• _WHAT NEEDS TO BE DONE_: Set down all of the records exactly.

(Dataset rows for apps and sites)
======

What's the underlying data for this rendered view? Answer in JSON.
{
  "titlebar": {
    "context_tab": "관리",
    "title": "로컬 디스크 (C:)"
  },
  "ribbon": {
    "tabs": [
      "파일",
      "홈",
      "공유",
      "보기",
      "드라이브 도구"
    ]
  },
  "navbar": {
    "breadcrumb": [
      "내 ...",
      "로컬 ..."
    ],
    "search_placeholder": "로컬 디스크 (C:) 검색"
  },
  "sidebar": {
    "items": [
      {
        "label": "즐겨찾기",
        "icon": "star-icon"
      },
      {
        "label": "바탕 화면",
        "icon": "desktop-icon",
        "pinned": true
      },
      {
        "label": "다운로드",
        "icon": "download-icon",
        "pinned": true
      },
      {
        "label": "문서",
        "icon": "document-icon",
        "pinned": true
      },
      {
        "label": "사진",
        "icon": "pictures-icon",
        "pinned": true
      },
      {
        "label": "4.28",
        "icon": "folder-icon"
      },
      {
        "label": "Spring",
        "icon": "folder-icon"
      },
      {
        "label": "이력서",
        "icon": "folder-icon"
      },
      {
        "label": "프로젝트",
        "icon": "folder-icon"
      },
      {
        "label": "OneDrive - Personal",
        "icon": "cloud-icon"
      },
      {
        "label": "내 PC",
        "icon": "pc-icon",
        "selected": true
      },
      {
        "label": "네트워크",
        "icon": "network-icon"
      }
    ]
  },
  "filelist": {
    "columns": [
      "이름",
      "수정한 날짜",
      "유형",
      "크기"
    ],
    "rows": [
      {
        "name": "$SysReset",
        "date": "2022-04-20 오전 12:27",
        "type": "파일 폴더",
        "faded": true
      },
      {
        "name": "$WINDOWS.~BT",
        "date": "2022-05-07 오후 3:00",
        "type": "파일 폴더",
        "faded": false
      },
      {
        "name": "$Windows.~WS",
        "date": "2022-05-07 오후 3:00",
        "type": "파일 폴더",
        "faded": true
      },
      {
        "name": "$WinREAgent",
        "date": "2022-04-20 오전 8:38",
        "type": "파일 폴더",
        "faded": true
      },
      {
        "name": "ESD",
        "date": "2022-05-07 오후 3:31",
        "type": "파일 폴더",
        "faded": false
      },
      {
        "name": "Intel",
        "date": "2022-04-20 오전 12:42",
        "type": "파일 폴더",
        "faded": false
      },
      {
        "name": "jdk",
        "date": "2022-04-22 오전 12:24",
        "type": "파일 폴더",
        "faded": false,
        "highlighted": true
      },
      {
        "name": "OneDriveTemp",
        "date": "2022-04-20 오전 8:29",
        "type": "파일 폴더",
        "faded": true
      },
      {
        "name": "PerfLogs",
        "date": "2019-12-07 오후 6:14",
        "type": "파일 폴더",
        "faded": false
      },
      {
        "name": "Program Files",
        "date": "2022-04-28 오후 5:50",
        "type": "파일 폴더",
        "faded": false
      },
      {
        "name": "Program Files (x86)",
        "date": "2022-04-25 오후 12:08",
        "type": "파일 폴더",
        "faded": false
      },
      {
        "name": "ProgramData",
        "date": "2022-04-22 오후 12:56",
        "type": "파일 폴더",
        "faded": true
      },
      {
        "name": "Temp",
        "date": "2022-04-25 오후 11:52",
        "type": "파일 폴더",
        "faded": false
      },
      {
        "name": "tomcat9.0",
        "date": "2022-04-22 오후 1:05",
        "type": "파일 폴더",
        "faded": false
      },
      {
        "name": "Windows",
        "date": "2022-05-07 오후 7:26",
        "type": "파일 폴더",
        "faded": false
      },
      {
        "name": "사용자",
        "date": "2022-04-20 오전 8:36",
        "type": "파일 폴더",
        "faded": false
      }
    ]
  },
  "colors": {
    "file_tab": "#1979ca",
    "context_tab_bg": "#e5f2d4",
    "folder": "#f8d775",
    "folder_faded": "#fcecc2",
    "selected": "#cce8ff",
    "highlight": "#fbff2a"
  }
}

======

• _RESULT BELOW_:
What's the underlying data for this rendered view? Answer in JSON.
{
  "titlebar": {
    "context_tab": "관리",
    "title": "로컬 디스크 (C:)"
  },
  "ribbon": {
    "tabs": [
      "파일",
      "홈",
      "공유",
      "보기",
      "드라이브 도구"
    ]
  },
  "navbar": {
    "breadcrumb": [
      "내 ...",
      "로컬 ..."
    ],
    "search_placeholder": "로컬 디스크 (C:) 검색"
  },
  "sidebar": {
    "items": [
      {
        "label": "즐겨찾기",
        "icon": "star-icon"
      },
      {
        "label": "바탕 화면",
        "icon": "desktop-icon",
        "pinned": true
      },
      {
        "label": "다운로드",
        "icon": "download-icon",
        "pinned": true
      },
      {
        "label": "문서",
        "icon": "document-icon",
        "pinned": true
      },
      {
        "label": "사진",
        "icon": "pictures-icon",
        "pinned": true
      },
      {
        "label": "4.28",
        "icon": "folder-icon"
      },
      {
        "label": "Spring",
        "icon": "folder-icon"
      },
      {
        "label": "이력서",
        "icon": "folder-icon"
      },
      {
        "label": "프로젝트",
        "icon": "folder-icon"
      },
      {
        "label": "OneDrive - Personal",
        "icon": "cloud-icon"
      },
      {
        "label": "내 PC",
        "icon": "pc-icon",
        "selected": true
      },
      {
        "label": "네트워크",
        "icon": "network-icon"
      }
    ]
  },
  "filelist": {
    "columns": [
      "이름",
      "수정한 날짜",
      "유형",
      "크기"
    ],
    "rows": [
      {
        "name": "$SysReset",
        "date": "2022-04-20 오전 12:27",
        "type": "파일 폴더",
        "faded": true
      },
      {
        "name": "$WINDOWS.~BT",
        "date": "2022-05-07 오후 3:00",
        "type": "파일 폴더",
        "faded": false
      },
      {
        "name": "$Windows.~WS",
        "date": "2022-05-07 오후 3:00",
        "type": "파일 폴더",
        "faded": true
      },
      {
        "name": "$WinREAgent",
        "date": "2022-04-20 오전 8:38",
        "type": "파일 폴더",
        "faded": true
      },
      {
        "name": "ESD",
        "date": "2022-05-07 오후 3:31",
        "type": "파일 폴더",
        "faded": false
      },
      {
        "name": "Intel",
        "date": "2022-04-20 오전 12:42",
        "type": "파일 폴더",
        "faded": false
      },
      {
        "name": "jdk",
        "date": "2022-04-22 오전 12:24",
        "type": "파일 폴더",
        "faded": false,
        "highlighted": true
      },
      {
        "name": "OneDriveTemp",
        "date": "2022-04-20 오전 8:29",
        "type": "파일 폴더",
        "faded": true
      },
      {
        "name": "PerfLogs",
        "date": "2019-12-07 오후 6:14",
        "type": "파일 폴더",
        "faded": false
      },
      {
        "name": "Program Files",
        "date": "2022-04-28 오후 5:50",
        "type": "파일 폴더",
        "faded": false
      },
      {
        "name": "Program Files (x86)",
        "date": "2022-04-25 오후 12:08",
        "type": "파일 폴더",
        "faded": false
      },
      {
        "name": "ProgramData",
        "date": "2022-04-22 오후 12:56",
        "type": "파일 폴더",
        "faded": true
      },
      {
        "name": "Temp",
        "date": "2022-04-25 오후 11:52",
        "type": "파일 폴더",
        "faded": false
      },
      {
        "name": "tomcat9.0",
        "date": "2022-04-22 오후 1:05",
        "type": "파일 폴더",
        "faded": false
      },
      {
        "name": "Windows",
        "date": "2022-05-07 오후 7:26",
        "type": "파일 폴더",
        "faded": false
      },
      {
        "name": "사용자",
        "date": "2022-04-20 오전 8:36",
        "type": "파일 폴더",
        "faded": false
      }
    ]
  },
  "colors": {
    "file_tab": "#1979ca",
    "context_tab_bg": "#e5f2d4",
    "folder": "#f8d775",
    "folder_faded": "#fcecc2",
    "selected": "#cce8ff",
    "highlight": "#fbff2a"
  }
}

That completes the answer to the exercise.